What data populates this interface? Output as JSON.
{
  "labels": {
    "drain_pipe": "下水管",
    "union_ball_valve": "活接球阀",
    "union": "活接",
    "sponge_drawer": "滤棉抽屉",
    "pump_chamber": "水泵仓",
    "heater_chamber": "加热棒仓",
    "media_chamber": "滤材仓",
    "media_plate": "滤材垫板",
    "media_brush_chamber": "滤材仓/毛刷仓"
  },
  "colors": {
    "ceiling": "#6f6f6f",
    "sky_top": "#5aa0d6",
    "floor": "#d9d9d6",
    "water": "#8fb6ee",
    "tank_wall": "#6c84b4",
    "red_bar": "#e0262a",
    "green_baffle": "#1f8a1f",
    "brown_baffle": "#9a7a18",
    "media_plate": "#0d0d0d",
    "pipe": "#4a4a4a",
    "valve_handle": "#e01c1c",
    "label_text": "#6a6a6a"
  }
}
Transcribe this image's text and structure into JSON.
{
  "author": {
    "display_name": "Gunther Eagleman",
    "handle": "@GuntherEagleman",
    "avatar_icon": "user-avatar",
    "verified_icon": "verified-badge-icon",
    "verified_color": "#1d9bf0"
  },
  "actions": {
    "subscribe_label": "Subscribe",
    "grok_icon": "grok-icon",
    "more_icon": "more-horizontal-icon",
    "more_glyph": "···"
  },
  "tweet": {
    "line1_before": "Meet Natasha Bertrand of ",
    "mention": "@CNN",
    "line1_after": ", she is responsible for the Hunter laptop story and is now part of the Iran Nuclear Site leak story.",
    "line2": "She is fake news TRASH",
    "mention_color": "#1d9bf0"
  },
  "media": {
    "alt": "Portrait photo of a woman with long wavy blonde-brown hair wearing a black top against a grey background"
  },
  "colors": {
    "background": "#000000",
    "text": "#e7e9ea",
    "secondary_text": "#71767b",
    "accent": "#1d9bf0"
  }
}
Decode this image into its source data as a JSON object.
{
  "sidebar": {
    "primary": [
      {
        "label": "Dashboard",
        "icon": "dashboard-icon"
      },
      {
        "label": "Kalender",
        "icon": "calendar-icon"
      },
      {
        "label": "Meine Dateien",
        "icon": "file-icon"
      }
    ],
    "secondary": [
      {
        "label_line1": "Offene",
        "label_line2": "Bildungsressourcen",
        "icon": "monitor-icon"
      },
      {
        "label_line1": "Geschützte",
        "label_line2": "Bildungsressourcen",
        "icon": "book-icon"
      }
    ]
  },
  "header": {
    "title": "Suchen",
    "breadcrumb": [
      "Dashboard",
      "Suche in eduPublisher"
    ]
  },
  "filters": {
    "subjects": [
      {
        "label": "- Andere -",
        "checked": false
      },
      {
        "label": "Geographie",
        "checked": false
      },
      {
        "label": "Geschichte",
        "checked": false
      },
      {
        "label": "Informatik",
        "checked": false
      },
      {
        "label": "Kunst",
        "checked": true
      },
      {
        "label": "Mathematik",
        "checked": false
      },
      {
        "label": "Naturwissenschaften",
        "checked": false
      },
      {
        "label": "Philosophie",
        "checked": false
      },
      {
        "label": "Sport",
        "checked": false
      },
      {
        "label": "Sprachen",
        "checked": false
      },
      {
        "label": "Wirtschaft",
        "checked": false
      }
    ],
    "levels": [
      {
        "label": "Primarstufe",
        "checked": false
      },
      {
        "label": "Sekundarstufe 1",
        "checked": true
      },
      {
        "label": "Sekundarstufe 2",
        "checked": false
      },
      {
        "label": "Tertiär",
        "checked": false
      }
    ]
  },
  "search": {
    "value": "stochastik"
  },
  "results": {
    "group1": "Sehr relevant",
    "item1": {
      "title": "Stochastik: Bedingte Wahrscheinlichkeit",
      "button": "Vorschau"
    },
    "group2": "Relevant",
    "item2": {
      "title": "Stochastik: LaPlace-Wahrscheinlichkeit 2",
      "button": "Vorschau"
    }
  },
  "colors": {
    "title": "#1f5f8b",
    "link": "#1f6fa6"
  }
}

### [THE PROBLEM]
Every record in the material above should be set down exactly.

### [EXERCISE OUTPUT]
What data populates this interface? Output as JSON.
{
  "labels": {
    "drain_pipe": "下水管",
    "union_ball_valve": "活接球阀",
    "union": "活接",
    "sponge_drawer": "滤棉抽屉",
    "pump_chamber": "水泵仓",
    "heater_chamber": "加热棒仓",
    "media_chamber": "滤材仓",
    "media_plate": "滤材垫板",
    "media_brush_chamber": "滤材仓/毛刷仓"
  },
  "colors": {
    "ceiling": "#6f6f6f",
    "sky_top": "#5aa0d6",
    "floor": "#d9d9d6",
    "water": "#8fb6ee",
    "tank_wall": "#6c84b4",
    "red_bar": "#e0262a",
    "green_baffle": "#1f8a1f",
    "brown_baffle": "#9a7a18",
    "media_plate": "#0d0d0d",
    "pipe": "#4a4a4a",
    "valve_handle": "#e01c1c",
    "label_text": "#6a6a6a"
  }
}
Transcribe this image's text and structure into JSON.
{
  "author": {
    "display_name": "Gunther Eagleman",
    "handle": "@GuntherEagleman",
    "avatar_icon": "user-avatar",
    "verified_icon": "verified-badge-icon",
    "verified_color": "#1d9bf0"
  },
  "actions": {
    "subscribe_label": "Subscribe",
    "grok_icon": "grok-icon",
    "more_icon": "more-horizontal-icon",
    "more_glyph": "···"
  },
  "tweet": {
    "line1_before": "Meet Natasha Bertrand of ",
    "mention": "@CNN",
    "line1_after": ", she is responsible for the Hunter laptop story and is now part of the Iran Nuclear Site leak story.",
    "line2": "She is fake news TRASH",
    "mention_color": "#1d9bf0"
  },
  "media": {
    "alt": "Portrait photo of a woman with long wavy blonde-brown hair wearing a black top against a grey background"
  },
  "colors": {
    "background": "#000000",
    "text": "#e7e9ea",
    "secondary_text": "#71767b",
    "accent": "#1d9bf0"
  }
}
Decode this image into its source data as a JSON object.
{
  "sidebar": {
    "primary": [
      {
        "label": "Dashboard",
        "icon": "dashboard-icon"
      },
      {
        "label": "Kalender",
        "icon": "calendar-icon"
      },
      {
        "label": "Meine Dateien",
        "icon": "file-icon"
      }
    ],
    "secondary": [
      {
        "label_line1": "Offene",
        "label_line2": "Bildungsressourcen",
        "icon": "monitor-icon"
      },
      {
        "label_line1": "Geschützte",
        "label_line2": "Bildungsressourcen",
        "icon": "book-icon"
      }
    ]
  },
  "header": {
    "title": "Suchen",
    "breadcrumb": [
      "Dashboard",
      "Suche in eduPublisher"
    ]
  },
  "filters": {
    "subjects": [
      {
        "label": "- Andere -",
        "checked": false
      },
      {
        "label": "Geographie",
        "checked": false
      },
      {
        "label": "Geschichte",
        "checked": false
      },
      {
        "label": "Informatik",
        "checked": false
      },
      {
        "label": "Kunst",
        "checked": true
      },
      {
        "label": "Mathematik",
        "checked": false
      },
      {
        "label": "Naturwissenschaften",
        "checked": false
      },
      {
        "label": "Philosophie",
        "checked": false
      },
      {
        "label": "Sport",
        "checked": false
      },
      {
        "label": "Sprachen",
        "checked": false
      },
      {
        "label": "Wirtschaft",
        "checked": false
      }
    ],
    "levels": [
      {
        "label": "Primarstufe",
        "checked": false
      },
      {
        "label": "Sekundarstufe 1",
        "checked": true
      },
      {
        "label": "Sekundarstufe 2",
        "checked": false
      },
      {
        "label": "Tertiär",
        "checked": false
      }
    ]
  },
  "search": {
    "value": "stochastik"
  },
  "results": {
    "group1": "Sehr relevant",
    "item1": {
      "title": "Stochastik: Bedingte Wahrscheinlichkeit",
      "button": "Vorschau"
    },
    "group2": "Relevant",
    "item2": {
      "title": "Stochastik: LaPlace-Wahrscheinlichkeit 2",
      "button": "Vorschau"
    }
  },
  "colors": {
    "title": "#1f5f8b",
    "link": "#1f6fa6"
  }
}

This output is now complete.